        In fact, Surkov actually would be a very good candidate – maybe not now, but some few years later – when he becomes older and realizes that a human society behaves more like a swarm and thus it should be “programed” not at the top, but down below – at the level of that simple code that results in the observed emerging behavior. Well, and perhaps, when he better understand that no matter how smart a human might be, he will never outsmart The God.

        Back to Zirik – I agree with you. And in terms of nationalism too – how was that ” My mother was Russian, and Dad – a bookeper” (or some such) .. 🙂


        • Eugene says:

          “Моя мама была русская, а папа – юрист.”

          A few years ago, I won a bet. There was an anti-Semitic letter being circulated in the Duma.
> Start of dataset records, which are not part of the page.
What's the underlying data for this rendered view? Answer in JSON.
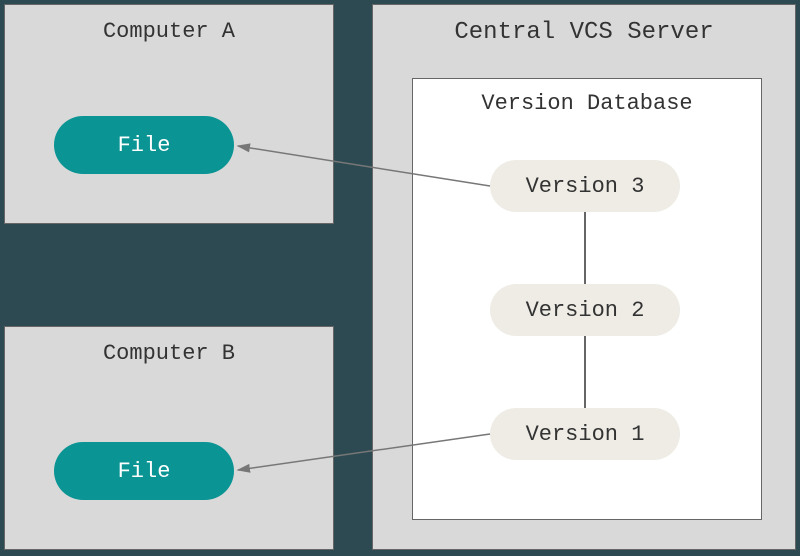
{
  "computerA": {
    "title": "Computer A",
    "file": "File"
  },
  "computerB": {
    "title": "Computer B",
    "file": "File"
  },
  "server": {
    "title": "Central VCS Server",
    "database": {
      "title": "Version Database",
      "versions": [
        "Version 3",
        "Version 2",
        "Version 1"
      ]
    }
  }
}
Someone automatically assumed that the letter originated from LDPR. In contrast, I insisted — correctly — that no single LDPR deputy signed the letter. The letter was produced by guys from KPRF and Rodina.

          Alex, your first para reminded me the director of my institute back in Russia who liked to say: it’s not the point that we’re smarter than the Americans. The point is that we’re smart too.
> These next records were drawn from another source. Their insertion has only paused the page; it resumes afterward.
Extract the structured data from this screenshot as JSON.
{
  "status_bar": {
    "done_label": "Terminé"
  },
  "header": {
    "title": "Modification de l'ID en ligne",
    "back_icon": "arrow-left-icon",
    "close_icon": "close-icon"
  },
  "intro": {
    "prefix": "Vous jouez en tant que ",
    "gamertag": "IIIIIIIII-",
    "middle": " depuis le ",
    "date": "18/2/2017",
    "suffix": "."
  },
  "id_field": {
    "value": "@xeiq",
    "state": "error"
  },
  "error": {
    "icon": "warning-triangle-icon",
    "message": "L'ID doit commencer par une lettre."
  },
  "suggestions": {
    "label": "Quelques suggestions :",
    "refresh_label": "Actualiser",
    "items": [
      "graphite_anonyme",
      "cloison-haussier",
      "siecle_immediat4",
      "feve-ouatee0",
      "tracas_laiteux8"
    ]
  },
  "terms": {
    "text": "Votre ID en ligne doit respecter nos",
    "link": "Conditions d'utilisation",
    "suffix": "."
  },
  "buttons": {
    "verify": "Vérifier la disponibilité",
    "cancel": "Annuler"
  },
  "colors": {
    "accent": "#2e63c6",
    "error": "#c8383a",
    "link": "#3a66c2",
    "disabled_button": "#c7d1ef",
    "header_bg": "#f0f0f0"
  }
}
          Surkov is smart, no question here. However, I think that the fact that he’s half-Chechen frees us from discussing his potential presidential run. Ramzan will never let this happen 🙂
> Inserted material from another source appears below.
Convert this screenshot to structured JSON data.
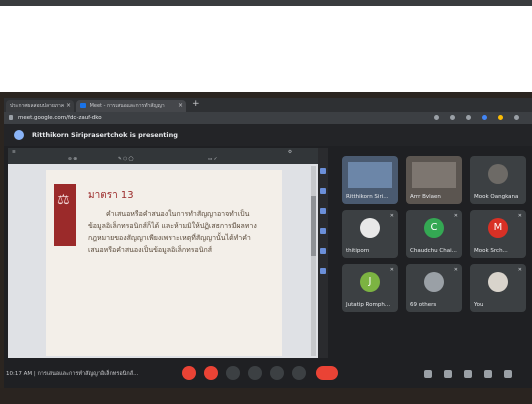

    • Hatim says:

      Patrick,Sure, this will cause a political crsiis of epic proportions. But hardly the end of Russia, IMHO. Don’t you think that all these talks about lacking an alternative to Putin is just an attempt to mask the simple fact that there are enough capable guys and gals in today’s Russia.Kozak, Khloponin, Belych and yes, Valya Matvienko, why not? After all, in 1999, Yeltsin brought Putin from nowhere, and it took us only a few months to realize that there was no alternative to Putin for the next quarter of a century. Bizarre, isn’t it? Best,Eugene

  5. Pingback: This week in Russia blogs #4

  6. Pingback: Russia: An Overview of the Pre-Election Anglophone Blogging :: Elites TV

  7. Pingback: Russia: An Overview of the Pre-Election Anglophone Blogging | Sao-Paulo news

  8. Pingback: My Blog » » Russia: An Overview of the Pre-Election Anglophone Blogging

  9. Pingback: Russia: An Overview of the Pre-Election Anglophone Blogging · Global Voices

  10. Pingback: Official Russia | Russia: An Overview of the Pre-Election Anglophone Blogging

  11. Pingback: Ρωσία: Επισκόπηση του προεκλογικού αγγλόφωνου blogging · Global Voices στα Ελληνικά

  12. That’s an expert answer to an interesting question

  13. It’s really great that people are sharing this information.

Leave a Reply to Nils van der Vegte (@Nils18) Cancel reply

Fill in your details below or click an icon to log in: Logo

You are commenting using your account. Log Out /  Change )

Google photo

You are commenting using your Google account. Log Out /  Change )

Twitter picture

You are commenting using your Twitter account. Log Out /  Change )

Facebook photo

You are commenting using your Facebook account. Log Out /  Change )

Connecting to %s